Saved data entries
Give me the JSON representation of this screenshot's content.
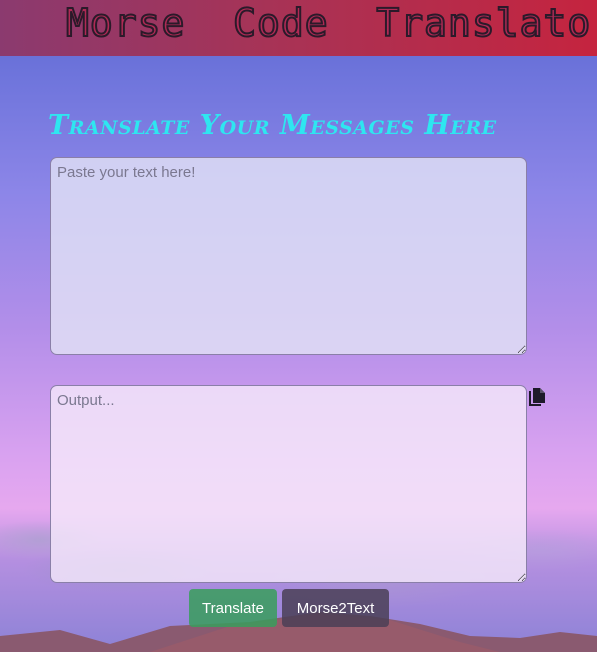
{
  "header": {
    "title": "Morse  Code  Translator"
  },
  "main": {
    "tagline": "Translate Your Messages Here",
    "input": {
      "value": "",
      "placeholder": "Paste your text here!"
    },
    "output": {
      "value": "",
      "placeholder": "Output..."
    },
    "copy_icon": "copy-icon",
    "buttons": {
      "translate_label": "Translate",
      "morse2text_label": "Morse2Text"
    }
  },
  "colors": {
    "header_start": "#8b3a6f",
    "header_end": "#c5243f",
    "tagline": "#2ee6f0",
    "translate_button": "#389e5c",
    "morse2text_button": "#4a4056"
  }
}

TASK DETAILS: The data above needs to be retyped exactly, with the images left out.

ANSWER TO THE EXERCISE:
Give me the JSON representation of this screenshot's content.
{
  "header": {
    "title": "Morse  Code  Translator"
  },
  "main": {
    "tagline": "Translate Your Messages Here",
    "input": {
      "value": "",
      "placeholder": "Paste your text here!"
    },
    "output": {
      "value": "",
      "placeholder": "Output..."
    },
    "copy_icon": "copy-icon",
    "buttons": {
      "translate_label": "Translate",
      "morse2text_label": "Morse2Text"
    }
  },
  "colors": {
    "header_start": "#8b3a6f",
    "header_end": "#c5243f",
    "tagline": "#2ee6f0",
    "translate_button": "#389e5c",
    "morse2text_button": "#4a4056"
  }
}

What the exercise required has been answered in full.